      Much protest is naive; it expects quick, visible improvement and despairs and gives up when such improvement does not come. Protesters who hold out longer have perhaps understood that success is not the proper goal. If protest depended on success, there would be little protest of any durability or significance. History simply affords too little evidence that anyone's individual protest is of any use. Protest that endures, I think, is moved by a hope far more modest than that of public success: namely, the hope of preserving qualities in one's own heart and spirit that would be destroyed by acquiescence.      
     - Wendell Berry "A Poem of Difficult Hope"

Thursday, February 24, 2011

Worker Appreciation Free Cookout

Day 4 of my "Solidarity through Food" series:

In addition to the protest-fueling food that's been coming from us, Ian's Pizza, and my department, some of it has also been coming from the unions themselves.  The Northeast Wisconsin Building and Construction Trades Council put on a free cookout for anyone who happened to be walking by the capitol at the end of last week. 

You could just stop on by and pick up a hot dog, fresh off the grill. A union worker would even squeeze the mustard and ketchup on for you!

And, perhaps the cutest part of all, there were bags of homemade Chex mix out as well!

Now, I usually am not one to encourage people to eat processed foods that were (probably) made from factory-farmed animals, but the joy of this show of solidarity was enough to win over even the "food snob"* in me.  Although I did think about how funny (read: awful) it would be to go up and ask if they had a vegetarian option, by chance. Or maybe some organic, free-range turkey hot dogs?
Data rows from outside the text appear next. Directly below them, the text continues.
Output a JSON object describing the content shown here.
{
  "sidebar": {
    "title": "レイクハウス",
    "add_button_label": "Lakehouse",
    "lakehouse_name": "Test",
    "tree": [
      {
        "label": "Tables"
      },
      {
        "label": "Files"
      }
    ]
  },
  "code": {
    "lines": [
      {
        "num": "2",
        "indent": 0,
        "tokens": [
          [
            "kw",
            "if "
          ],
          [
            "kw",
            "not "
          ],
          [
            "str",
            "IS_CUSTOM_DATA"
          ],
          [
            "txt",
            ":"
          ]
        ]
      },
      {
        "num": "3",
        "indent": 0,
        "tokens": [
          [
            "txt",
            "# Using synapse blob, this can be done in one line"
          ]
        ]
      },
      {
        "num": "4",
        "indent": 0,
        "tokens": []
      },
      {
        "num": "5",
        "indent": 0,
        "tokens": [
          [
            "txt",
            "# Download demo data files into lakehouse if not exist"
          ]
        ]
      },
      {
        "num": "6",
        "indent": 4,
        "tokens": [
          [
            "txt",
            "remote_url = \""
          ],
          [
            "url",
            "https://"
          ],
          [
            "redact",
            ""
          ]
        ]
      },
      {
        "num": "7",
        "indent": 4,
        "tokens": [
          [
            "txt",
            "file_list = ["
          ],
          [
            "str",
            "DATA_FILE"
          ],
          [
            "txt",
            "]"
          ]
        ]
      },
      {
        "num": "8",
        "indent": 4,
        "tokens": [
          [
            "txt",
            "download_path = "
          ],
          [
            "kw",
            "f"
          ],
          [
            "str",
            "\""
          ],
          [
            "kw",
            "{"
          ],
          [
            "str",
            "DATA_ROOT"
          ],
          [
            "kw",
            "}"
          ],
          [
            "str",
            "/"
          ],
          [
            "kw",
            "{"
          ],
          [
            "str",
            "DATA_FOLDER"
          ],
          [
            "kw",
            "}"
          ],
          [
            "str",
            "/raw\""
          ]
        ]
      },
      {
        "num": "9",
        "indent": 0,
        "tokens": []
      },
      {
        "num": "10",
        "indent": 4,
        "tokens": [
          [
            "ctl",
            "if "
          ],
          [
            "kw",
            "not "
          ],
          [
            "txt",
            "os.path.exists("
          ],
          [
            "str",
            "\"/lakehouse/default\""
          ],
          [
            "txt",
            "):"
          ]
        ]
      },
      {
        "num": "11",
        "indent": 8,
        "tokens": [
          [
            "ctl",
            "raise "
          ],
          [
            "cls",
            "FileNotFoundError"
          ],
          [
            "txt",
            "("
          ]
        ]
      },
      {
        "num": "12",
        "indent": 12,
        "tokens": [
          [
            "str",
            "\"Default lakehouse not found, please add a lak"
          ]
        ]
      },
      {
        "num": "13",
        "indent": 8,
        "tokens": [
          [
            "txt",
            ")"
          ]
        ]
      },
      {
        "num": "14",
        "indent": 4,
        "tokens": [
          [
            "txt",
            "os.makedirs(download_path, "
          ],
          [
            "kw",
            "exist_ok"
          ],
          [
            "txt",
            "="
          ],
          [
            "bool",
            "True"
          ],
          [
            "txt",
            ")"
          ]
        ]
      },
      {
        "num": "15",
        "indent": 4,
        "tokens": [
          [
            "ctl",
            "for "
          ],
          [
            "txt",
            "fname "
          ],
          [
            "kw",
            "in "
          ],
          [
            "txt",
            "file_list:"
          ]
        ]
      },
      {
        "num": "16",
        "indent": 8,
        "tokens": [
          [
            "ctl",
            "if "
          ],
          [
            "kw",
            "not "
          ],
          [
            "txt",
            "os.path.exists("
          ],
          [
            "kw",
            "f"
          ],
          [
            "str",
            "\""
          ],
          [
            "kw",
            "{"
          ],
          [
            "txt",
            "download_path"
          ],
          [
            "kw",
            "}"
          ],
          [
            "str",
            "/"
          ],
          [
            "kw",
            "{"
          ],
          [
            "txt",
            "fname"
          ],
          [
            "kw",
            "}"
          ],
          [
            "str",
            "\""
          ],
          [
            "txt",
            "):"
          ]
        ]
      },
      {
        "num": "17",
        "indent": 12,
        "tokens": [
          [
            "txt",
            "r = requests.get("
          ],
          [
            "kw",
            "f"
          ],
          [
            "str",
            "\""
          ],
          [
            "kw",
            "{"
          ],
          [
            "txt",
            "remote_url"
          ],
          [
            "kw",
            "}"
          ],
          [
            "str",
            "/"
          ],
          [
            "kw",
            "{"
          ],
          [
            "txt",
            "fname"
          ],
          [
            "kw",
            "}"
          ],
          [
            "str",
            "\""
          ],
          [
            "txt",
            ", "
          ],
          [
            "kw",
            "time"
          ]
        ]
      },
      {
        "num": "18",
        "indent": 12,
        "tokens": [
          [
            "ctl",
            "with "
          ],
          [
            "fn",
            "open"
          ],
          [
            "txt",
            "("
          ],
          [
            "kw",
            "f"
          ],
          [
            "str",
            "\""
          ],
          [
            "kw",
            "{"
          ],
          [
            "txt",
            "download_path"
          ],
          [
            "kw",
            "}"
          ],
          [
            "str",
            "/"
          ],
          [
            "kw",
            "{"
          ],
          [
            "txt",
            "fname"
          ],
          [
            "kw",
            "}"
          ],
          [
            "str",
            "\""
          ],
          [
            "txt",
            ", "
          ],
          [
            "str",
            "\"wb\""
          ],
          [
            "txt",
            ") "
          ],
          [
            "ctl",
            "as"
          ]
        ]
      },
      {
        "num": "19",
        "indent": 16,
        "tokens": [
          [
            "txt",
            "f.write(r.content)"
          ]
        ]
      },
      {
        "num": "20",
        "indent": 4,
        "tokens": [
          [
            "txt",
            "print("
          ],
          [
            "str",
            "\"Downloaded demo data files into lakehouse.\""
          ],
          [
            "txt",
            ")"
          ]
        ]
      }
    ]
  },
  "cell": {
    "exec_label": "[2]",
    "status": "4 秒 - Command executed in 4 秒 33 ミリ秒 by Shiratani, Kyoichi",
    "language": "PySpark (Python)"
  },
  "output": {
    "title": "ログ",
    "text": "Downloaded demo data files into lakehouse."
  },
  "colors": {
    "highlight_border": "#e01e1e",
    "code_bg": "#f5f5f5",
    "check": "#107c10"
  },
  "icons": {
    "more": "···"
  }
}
Perhaps some Grey Poupon to go with them?

Remember that amazingly pretentious ad?

Yeah, I'm not sure The Northeast Wisconsin Building and Construction Trades Council would've taken so kindly to any corresponding Rolls-Roycery on my part.

Instead, we just celebrated them for their support and generosity!

* In quotation marks because I disagree with the use of this term in reference to myself, something I'd like to discuss in a future blog post.